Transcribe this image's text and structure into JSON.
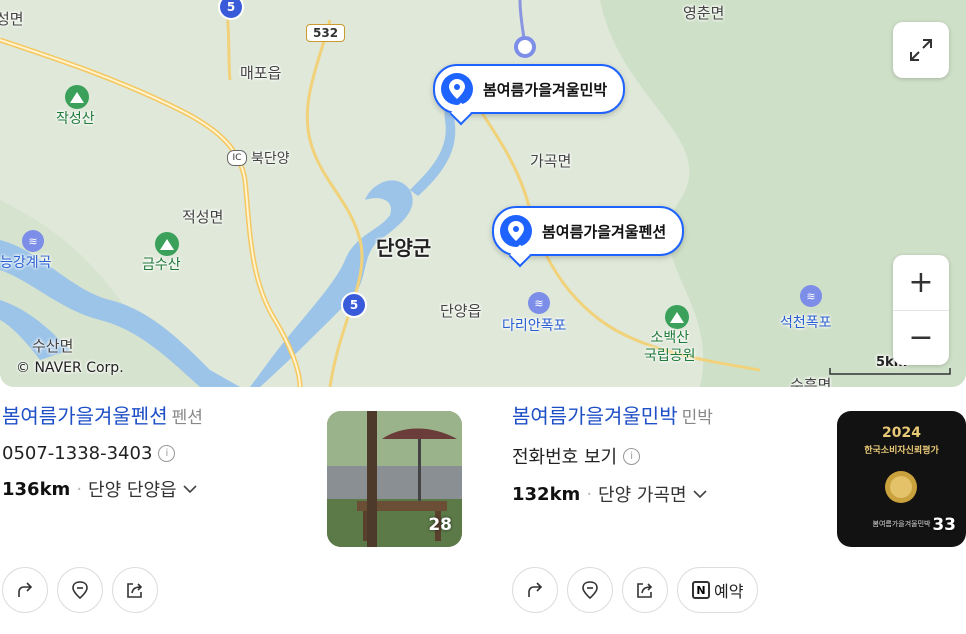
{
  "map": {
    "labels": {
      "yeongchun": "영춘면",
      "maepo": "매포읍",
      "jakseongsan": "작성산",
      "bukdanyang": "북단양",
      "jeokseong": "적성면",
      "neunggang": "능강계곡",
      "geumsusan": "금수산",
      "susan": "수산면",
      "gagok": "가곡면",
      "danyanggun": "단양군",
      "danyangeup": "단양읍",
      "darian": "다리안폭포",
      "sobaek": "소백산\n국립공원",
      "seokcheon": "석천폭포",
      "sucheol": "수흥면",
      "topleft": "성면",
      "ic": "IC"
    },
    "road_shields": {
      "r532": "532",
      "r5a": "5",
      "r5b": "5"
    },
    "pins": [
      {
        "label": "봄여름가을겨울민박"
      },
      {
        "label": "봄여름가을겨울펜션"
      }
    ],
    "copyright": "© NAVER Corp.",
    "scale": "5km",
    "controls": {
      "expand_icon": "expand-icon",
      "zoom_in": "+",
      "zoom_out": "−"
    }
  },
  "results": [
    {
      "name": "봄여름가을겨울펜션",
      "category": "펜션",
      "phone": "0507-1338-3403",
      "distance": "136km",
      "address": "단양 단양읍",
      "photo_count": "28"
    },
    {
      "name": "봄여름가을겨울민박",
      "category": "민박",
      "phone": "전화번호 보기",
      "distance": "132km",
      "address": "단양 가곡면",
      "photo_count": "33",
      "reserve_label": "예약",
      "thumb_year": "2024",
      "thumb_title": "한국소비자신뢰평가",
      "thumb_caption": "봄여름가을겨울민박"
    }
  ],
  "colors": {
    "accent": "#1f63ff",
    "link": "#1e4fc7",
    "park": "#3aa05a"
  }
}
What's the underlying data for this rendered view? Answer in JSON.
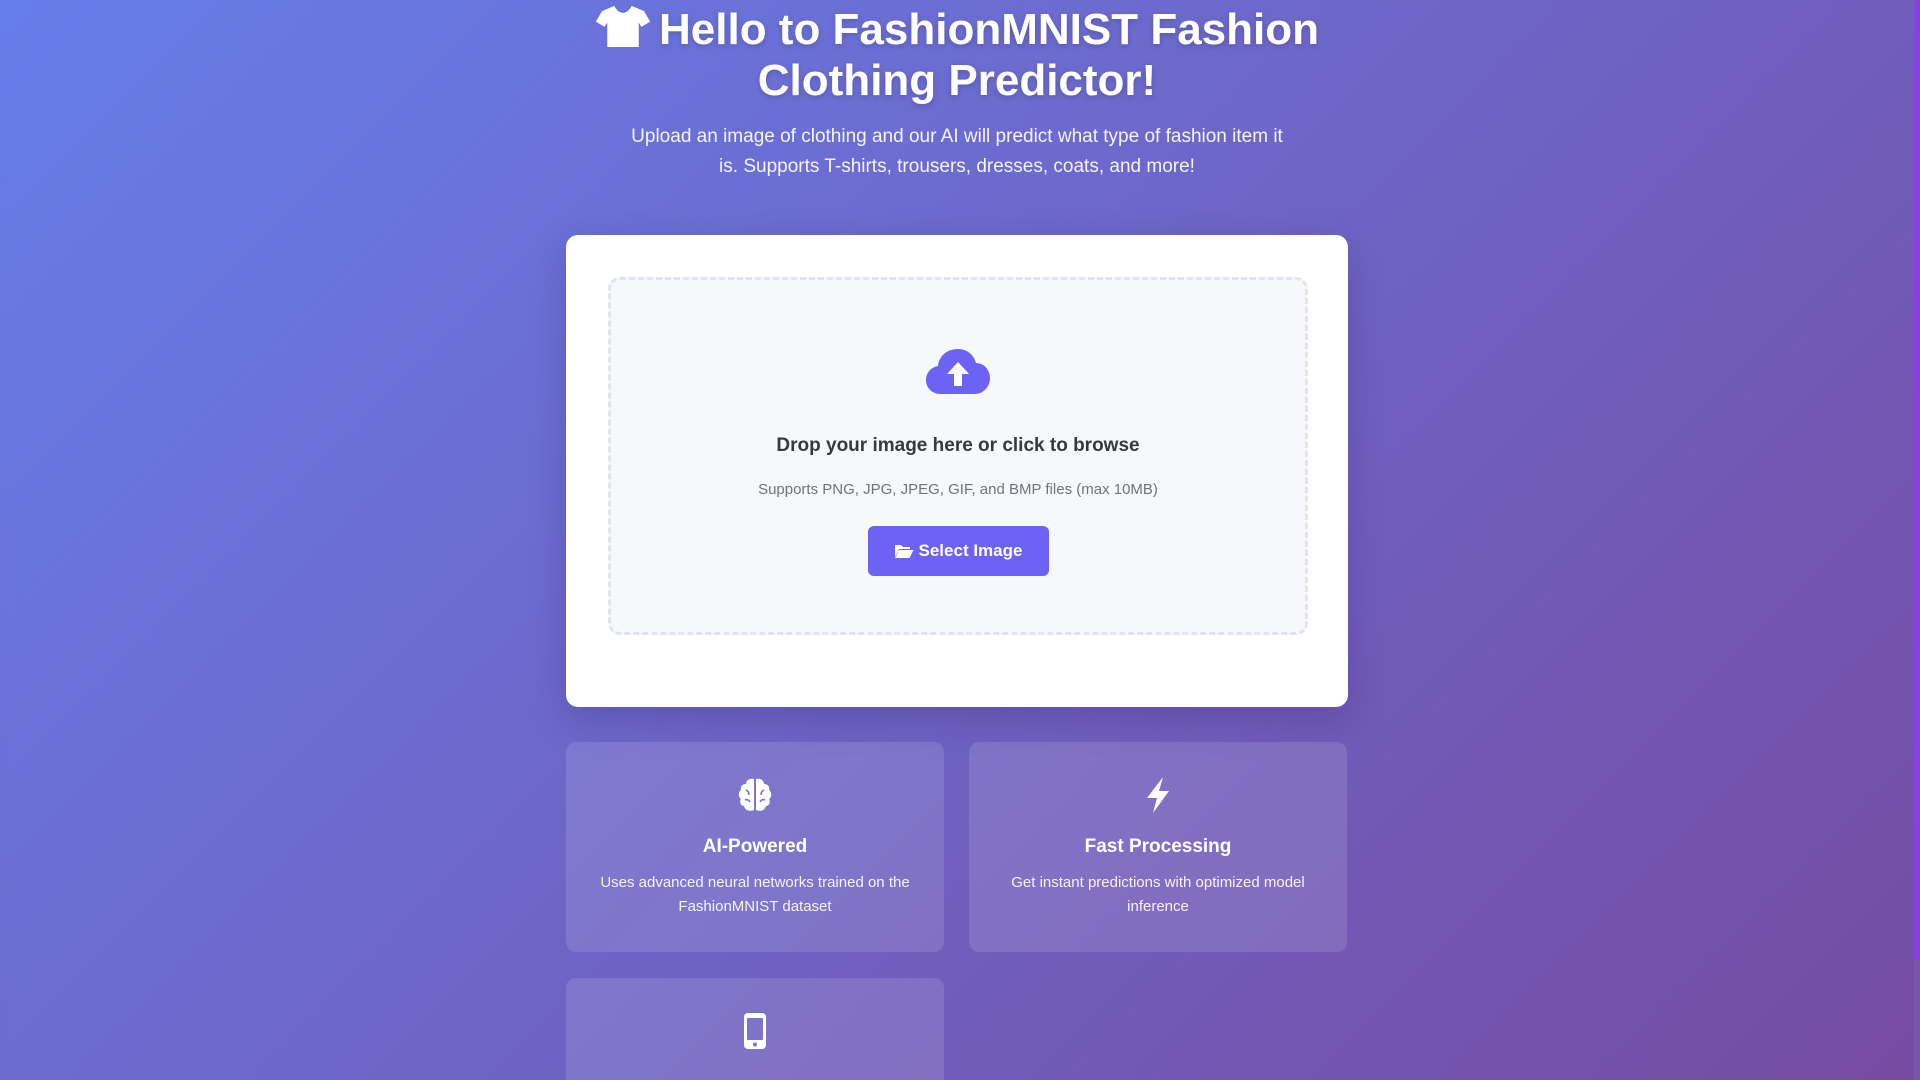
{
  "header": {
    "title": "Hello to FashionMNIST Fashion Clothing Predictor!",
    "title_icon": "tshirt-icon",
    "subtitle": "Upload an image of clothing and our AI will predict what type of fashion item it is. Supports T-shirts, trousers, dresses, coats, and more!"
  },
  "upload": {
    "icon": "cloud-upload-icon",
    "title": "Drop your image here or click to browse",
    "supported": "Supports PNG, JPG, JPEG, GIF, and BMP files (max 10MB)",
    "button_label": "Select Image",
    "button_icon": "folder-open-icon"
  },
  "features": [
    {
      "icon": "brain-icon",
      "title": "AI-Powered",
      "description": "Uses advanced neural networks trained on the FashionMNIST dataset"
    },
    {
      "icon": "bolt-icon",
      "title": "Fast Processing",
      "description": "Get instant predictions with optimized model inference"
    },
    {
      "icon": "mobile-icon",
      "title": "",
      "description": ""
    }
  ],
  "colors": {
    "gradient_start": "#667eea",
    "gradient_end": "#764ba2",
    "accent": "#6c63f4",
    "card_bg": "#ffffff",
    "dropzone_bg": "#f7f8fa"
  }
}
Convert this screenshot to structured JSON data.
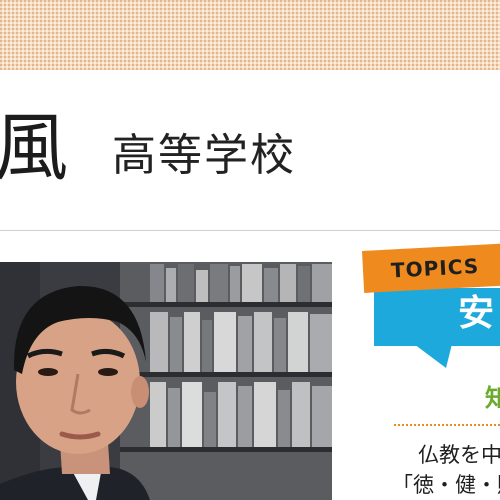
{
  "header": {
    "school_kanji": "風",
    "school_type": "高等学校"
  },
  "topics": {
    "label": "TOPICS",
    "bubble_text": "安",
    "heading_fragment": "知",
    "body_line_1": "仏教を中",
    "body_line_2": "「徳・健・財"
  },
  "colors": {
    "topics_orange": "#ef8a1f",
    "bubble_blue": "#1ea9dc",
    "heading_green": "#6aab2c"
  }
}
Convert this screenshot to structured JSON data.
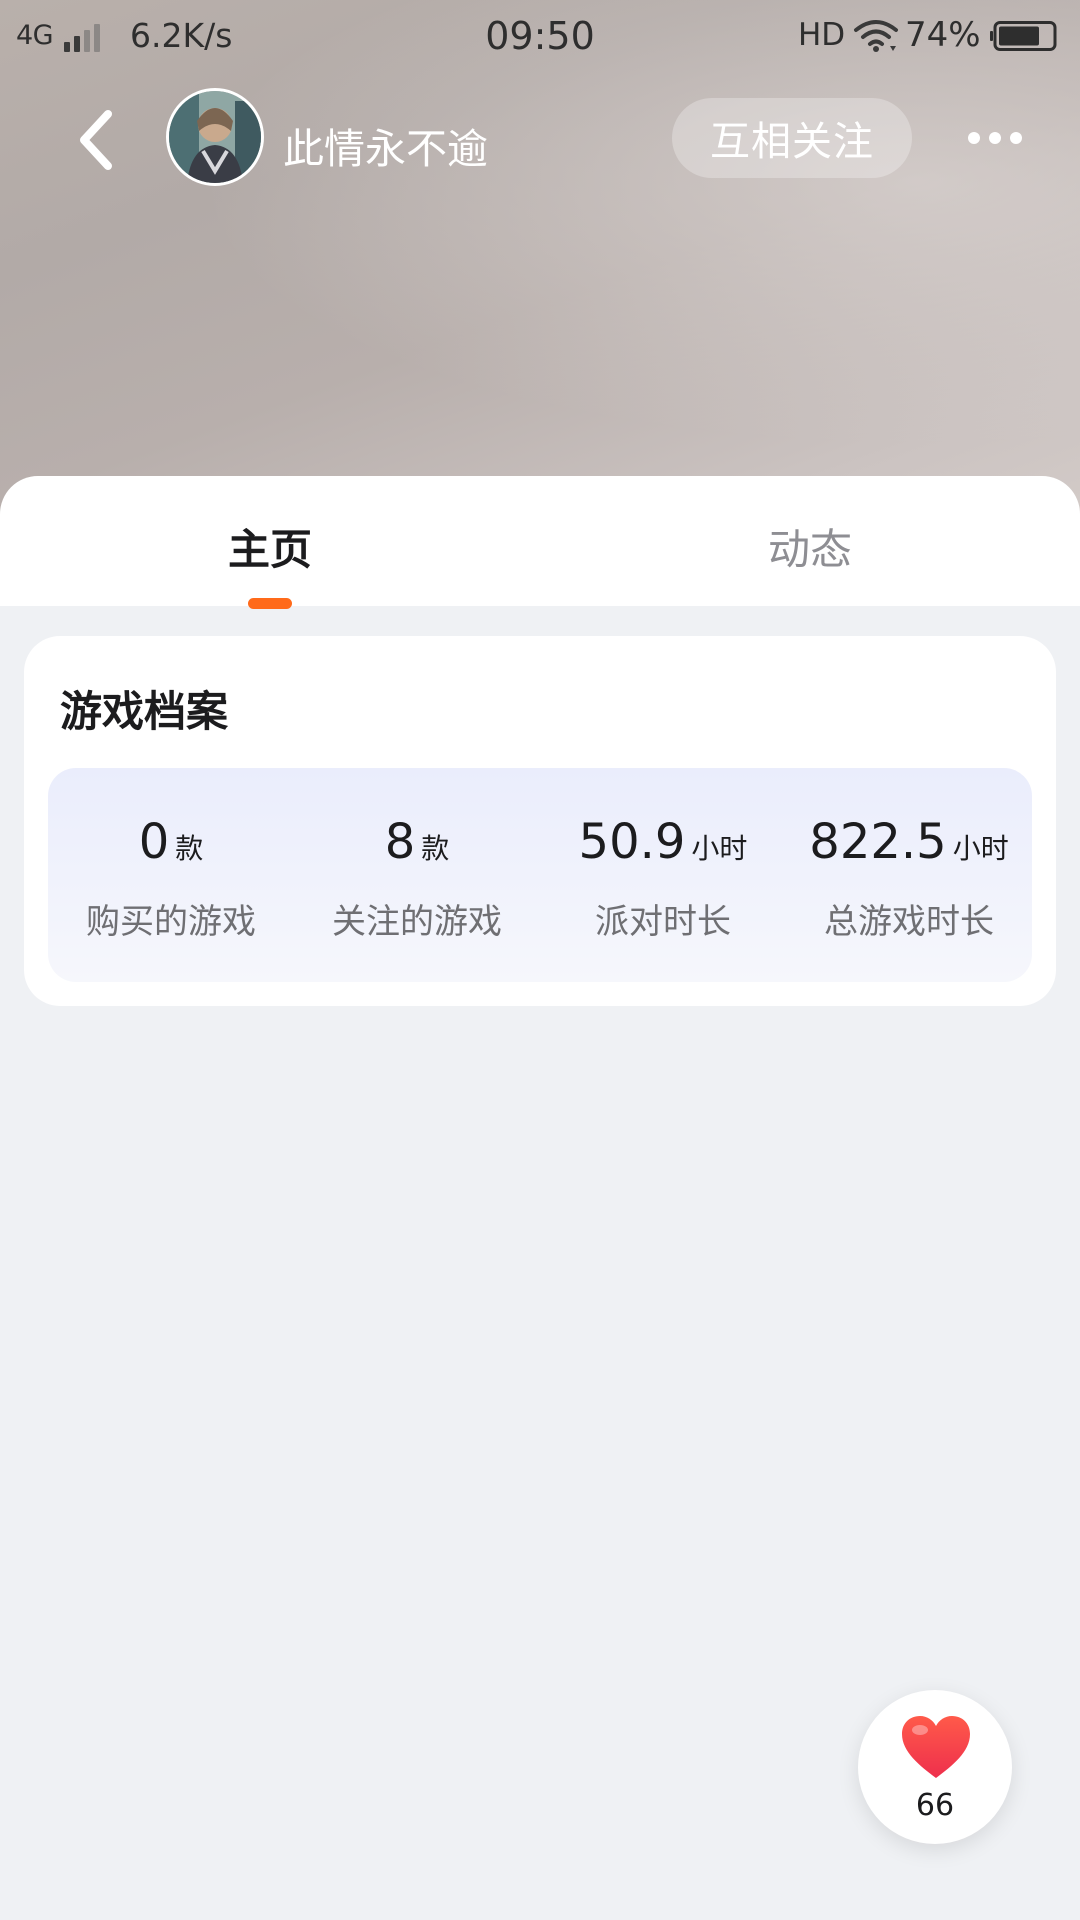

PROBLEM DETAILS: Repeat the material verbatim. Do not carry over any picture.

RESULT BELOW:
Transcribe this image's text and structure into JSON.
{
  "map": {
    "labels": {
      "yeongchun": "영춘면",
      "maepo": "매포읍",
      "jakseongsan": "작성산",
      "bukdanyang": "북단양",
      "jeokseong": "적성면",
      "neunggang": "능강계곡",
      "geumsusan": "금수산",
      "susan": "수산면",
      "gagok": "가곡면",
      "danyanggun": "단양군",
      "danyangeup": "단양읍",
      "darian": "다리안폭포",
      "sobaek": "소백산\n국립공원",
      "seokcheon": "석천폭포",
      "sucheol": "수흥면",
      "topleft": "성면",
      "ic": "IC"
    },
    "road_shields": {
      "r532": "532",
      "r5a": "5",
      "r5b": "5"
    },
    "pins": [
      {
        "label": "봄여름가을겨울민박"
      },
      {
        "label": "봄여름가을겨울펜션"
      }
    ],
    "copyright": "© NAVER Corp.",
    "scale": "5km",
    "controls": {
      "expand_icon": "expand-icon",
      "zoom_in": "+",
      "zoom_out": "−"
    }
  },
  "results": [
    {
      "name": "봄여름가을겨울펜션",
      "category": "펜션",
      "phone": "0507-1338-3403",
      "distance": "136km",
      "address": "단양 단양읍",
      "photo_count": "28"
    },
    {
      "name": "봄여름가을겨울민박",
      "category": "민박",
      "phone": "전화번호 보기",
      "distance": "132km",
      "address": "단양 가곡면",
      "photo_count": "33",
      "reserve_label": "예약",
      "thumb_year": "2024",
      "thumb_title": "한국소비자신뢰평가",
      "thumb_caption": "봄여름가을겨울민박"
    }
  ],
  "colors": {
    "accent": "#1f63ff",
    "link": "#1e4fc7",
    "park": "#3aa05a"
  }
}
What's the underlying data for this rendered view? Answer in JSON.
{
  "header": {
    "title": "Hello to FashionMNIST Fashion Clothing Predictor!",
    "title_icon": "tshirt-icon",
    "subtitle": "Upload an image of clothing and our AI will predict what type of fashion item it is. Supports T-shirts, trousers, dresses, coats, and more!"
  },
  "upload": {
    "icon": "cloud-upload-icon",
    "title": "Drop your image here or click to browse",
    "supported": "Supports PNG, JPG, JPEG, GIF, and BMP files (max 10MB)",
    "button_label": "Select Image",
    "button_icon": "folder-open-icon"
  },
  "features": [
    {
      "icon": "brain-icon",
      "title": "AI-Powered",
      "description": "Uses advanced neural networks trained on the FashionMNIST dataset"
    },
    {
      "icon": "bolt-icon",
      "title": "Fast Processing",
      "description": "Get instant predictions with optimized model inference"
    },
    {
      "icon": "mobile-icon",
      "title": "",
      "description": ""
    }
  ],
  "colors": {
    "gradient_start": "#667eea",
    "gradient_end": "#764ba2",
    "accent": "#6c63f4",
    "card_bg": "#ffffff",
    "dropzone_bg": "#f7f8fa"
  }
}
Convert this screenshot to structured JSON data.
{
  "header": {
    "school_kanji": "風",
    "school_type": "高等学校"
  },
  "topics": {
    "label": "TOPICS",
    "bubble_text": "安",
    "heading_fragment": "知",
    "body_line_1": "仏教を中",
    "body_line_2": "「徳・健・財"
  },
  "colors": {
    "topics_orange": "#ef8a1f",
    "bubble_blue": "#1ea9dc",
    "heading_green": "#6aab2c"
  }
}
Convert this screenshot to structured JSON data.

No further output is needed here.